* **Task description**
For the data below, report how many lines include the word "Ciebie", and write nothing else.

━━ Information

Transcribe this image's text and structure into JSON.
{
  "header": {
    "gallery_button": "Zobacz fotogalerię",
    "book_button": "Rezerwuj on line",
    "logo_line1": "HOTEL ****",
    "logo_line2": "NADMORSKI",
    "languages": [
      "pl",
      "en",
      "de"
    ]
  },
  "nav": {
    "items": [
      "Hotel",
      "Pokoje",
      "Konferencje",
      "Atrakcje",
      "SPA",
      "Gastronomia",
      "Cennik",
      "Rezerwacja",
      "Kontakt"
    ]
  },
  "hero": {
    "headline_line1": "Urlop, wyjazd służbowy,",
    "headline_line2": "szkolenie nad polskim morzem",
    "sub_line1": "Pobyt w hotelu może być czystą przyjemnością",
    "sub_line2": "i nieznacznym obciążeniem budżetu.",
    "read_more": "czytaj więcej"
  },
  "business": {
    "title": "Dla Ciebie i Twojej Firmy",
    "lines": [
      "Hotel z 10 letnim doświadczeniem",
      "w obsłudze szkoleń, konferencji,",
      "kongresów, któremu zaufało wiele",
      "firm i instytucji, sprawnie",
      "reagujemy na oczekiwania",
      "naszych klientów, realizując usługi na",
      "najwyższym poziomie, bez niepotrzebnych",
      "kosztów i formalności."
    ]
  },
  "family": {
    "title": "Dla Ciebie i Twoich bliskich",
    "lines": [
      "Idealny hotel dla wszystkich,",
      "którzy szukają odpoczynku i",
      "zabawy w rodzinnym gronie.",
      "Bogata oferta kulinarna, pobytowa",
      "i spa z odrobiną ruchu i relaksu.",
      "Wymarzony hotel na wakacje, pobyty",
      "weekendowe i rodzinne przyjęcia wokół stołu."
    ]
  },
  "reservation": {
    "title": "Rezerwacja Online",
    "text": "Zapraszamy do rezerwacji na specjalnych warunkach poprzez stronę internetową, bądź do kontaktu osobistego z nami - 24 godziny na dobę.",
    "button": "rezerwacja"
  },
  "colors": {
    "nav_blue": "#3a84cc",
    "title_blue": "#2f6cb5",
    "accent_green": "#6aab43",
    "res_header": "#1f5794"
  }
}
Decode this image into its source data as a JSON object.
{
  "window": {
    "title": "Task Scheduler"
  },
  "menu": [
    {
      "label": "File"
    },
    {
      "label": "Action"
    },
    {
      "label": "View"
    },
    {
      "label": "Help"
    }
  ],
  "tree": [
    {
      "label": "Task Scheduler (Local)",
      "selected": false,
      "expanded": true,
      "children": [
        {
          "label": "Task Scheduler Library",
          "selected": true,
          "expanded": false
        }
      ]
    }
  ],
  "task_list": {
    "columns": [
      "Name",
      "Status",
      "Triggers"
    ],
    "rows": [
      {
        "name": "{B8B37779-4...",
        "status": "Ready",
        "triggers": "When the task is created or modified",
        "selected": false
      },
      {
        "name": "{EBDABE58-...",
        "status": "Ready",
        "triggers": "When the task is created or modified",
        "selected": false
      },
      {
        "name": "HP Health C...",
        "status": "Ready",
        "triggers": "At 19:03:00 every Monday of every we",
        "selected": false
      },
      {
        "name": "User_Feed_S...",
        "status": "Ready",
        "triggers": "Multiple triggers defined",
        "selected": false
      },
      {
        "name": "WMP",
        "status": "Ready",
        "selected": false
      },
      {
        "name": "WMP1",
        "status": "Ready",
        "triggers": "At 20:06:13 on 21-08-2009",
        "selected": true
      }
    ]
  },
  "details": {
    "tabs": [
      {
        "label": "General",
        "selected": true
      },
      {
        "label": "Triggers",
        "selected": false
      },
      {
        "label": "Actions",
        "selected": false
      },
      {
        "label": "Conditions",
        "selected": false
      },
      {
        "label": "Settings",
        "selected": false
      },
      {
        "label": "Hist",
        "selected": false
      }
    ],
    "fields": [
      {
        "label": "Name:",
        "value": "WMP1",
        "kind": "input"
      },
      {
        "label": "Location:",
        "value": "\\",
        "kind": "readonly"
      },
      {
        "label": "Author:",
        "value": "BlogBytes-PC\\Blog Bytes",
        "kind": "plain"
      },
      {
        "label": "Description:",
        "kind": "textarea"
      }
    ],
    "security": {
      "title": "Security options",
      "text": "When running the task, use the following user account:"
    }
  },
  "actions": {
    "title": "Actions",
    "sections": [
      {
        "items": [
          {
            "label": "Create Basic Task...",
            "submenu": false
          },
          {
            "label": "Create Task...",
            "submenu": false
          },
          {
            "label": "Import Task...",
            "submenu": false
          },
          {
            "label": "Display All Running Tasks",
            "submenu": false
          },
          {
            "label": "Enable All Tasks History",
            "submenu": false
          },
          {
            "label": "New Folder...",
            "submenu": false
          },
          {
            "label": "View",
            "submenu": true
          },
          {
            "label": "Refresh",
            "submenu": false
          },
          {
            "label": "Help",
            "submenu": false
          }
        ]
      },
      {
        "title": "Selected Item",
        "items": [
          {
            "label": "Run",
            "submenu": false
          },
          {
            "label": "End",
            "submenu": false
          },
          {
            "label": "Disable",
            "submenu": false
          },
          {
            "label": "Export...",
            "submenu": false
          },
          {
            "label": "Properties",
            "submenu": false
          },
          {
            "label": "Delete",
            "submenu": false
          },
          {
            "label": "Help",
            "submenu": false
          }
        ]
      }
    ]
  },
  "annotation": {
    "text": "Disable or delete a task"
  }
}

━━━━

* **Exercise answer**
2